Segment Start: Given records

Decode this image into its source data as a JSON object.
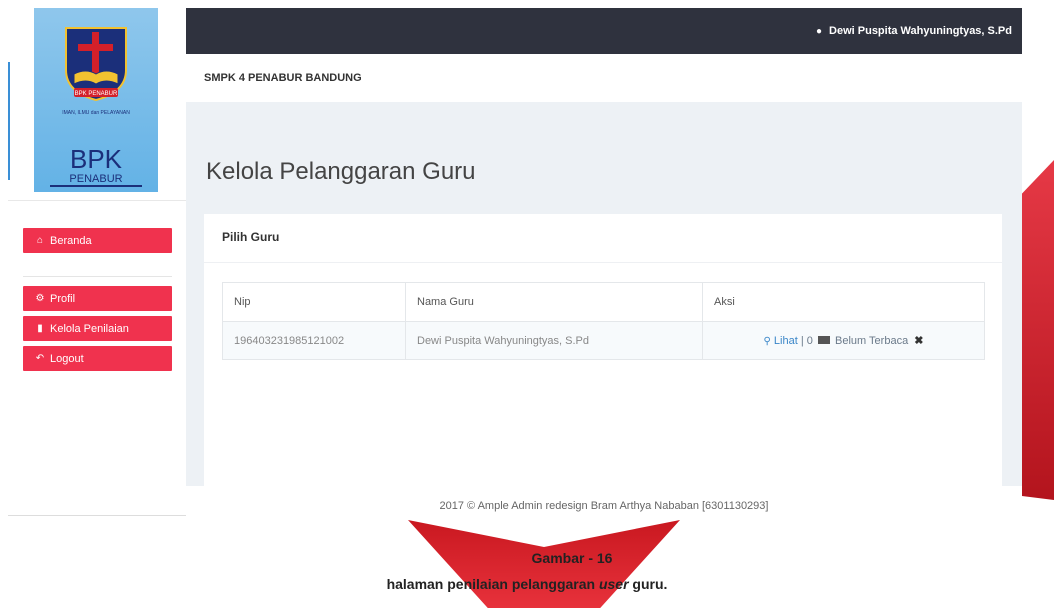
{
  "app": {
    "school_name": "SMPK 4 PENABUR BANDUNG",
    "user_name": "Dewi Puspita Wahyuningtyas, S.Pd"
  },
  "logo": {
    "badge_text": "BPK PENABUR",
    "motto": "IMAN, ILMU dan PELAYANAN",
    "title": "BPK",
    "subtitle": "PENABUR"
  },
  "sidebar": {
    "items": [
      {
        "label": "Beranda",
        "icon": "home-icon"
      },
      {
        "label": "Profil",
        "icon": "gear-icon"
      },
      {
        "label": "Kelola Penilaian",
        "icon": "document-icon"
      },
      {
        "label": "Logout",
        "icon": "reply-icon"
      }
    ]
  },
  "main": {
    "page_title": "Kelola Pelanggaran Guru",
    "card_title": "Pilih Guru",
    "table": {
      "headers": [
        "Nip",
        "Nama Guru",
        "Aksi"
      ],
      "rows": [
        {
          "nip": "196403231985121002",
          "nama": "Dewi Puspita Wahyuningtyas, S.Pd",
          "view_label": "Lihat",
          "separator": "|",
          "count": "0",
          "status": "Belum Terbaca"
        }
      ]
    }
  },
  "footer": {
    "text": "2017 © Ample Admin redesign Bram Arthya Nababan [6301130293]"
  },
  "caption": {
    "line1": "Gambar  - 16",
    "line2_prefix": "halaman penilaian pelanggaran ",
    "line2_italic": "user",
    "line2_suffix": " guru."
  },
  "colors": {
    "accent": "#f0324e",
    "topbar": "#2f323e",
    "content_bg": "#edf1f5",
    "link": "#3a86c8"
  }
}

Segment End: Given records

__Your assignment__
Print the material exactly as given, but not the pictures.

__Answer to the exercise__
Decode this image into its source data as a JSON object.
{
  "app": {
    "school_name": "SMPK 4 PENABUR BANDUNG",
    "user_name": "Dewi Puspita Wahyuningtyas, S.Pd"
  },
  "logo": {
    "badge_text": "BPK PENABUR",
    "motto": "IMAN, ILMU dan PELAYANAN",
    "title": "BPK",
    "subtitle": "PENABUR"
  },
  "sidebar": {
    "items": [
      {
        "label": "Beranda",
        "icon": "home-icon"
      },
      {
        "label": "Profil",
        "icon": "gear-icon"
      },
      {
        "label": "Kelola Penilaian",
        "icon": "document-icon"
      },
      {
        "label": "Logout",
        "icon": "reply-icon"
      }
    ]
  },
  "main": {
    "page_title": "Kelola Pelanggaran Guru",
    "card_title": "Pilih Guru",
    "table": {
      "headers": [
        "Nip",
        "Nama Guru",
        "Aksi"
      ],
      "rows": [
        {
          "nip": "196403231985121002",
          "nama": "Dewi Puspita Wahyuningtyas, S.Pd",
          "view_label": "Lihat",
          "separator": "|",
          "count": "0",
          "status": "Belum Terbaca"
        }
      ]
    }
  },
  "footer": {
    "text": "2017 © Ample Admin redesign Bram Arthya Nababan [6301130293]"
  },
  "caption": {
    "line1": "Gambar  - 16",
    "line2_prefix": "halaman penilaian pelanggaran ",
    "line2_italic": "user",
    "line2_suffix": " guru."
  },
  "colors": {
    "accent": "#f0324e",
    "topbar": "#2f323e",
    "content_bg": "#edf1f5",
    "link": "#3a86c8"
  }
}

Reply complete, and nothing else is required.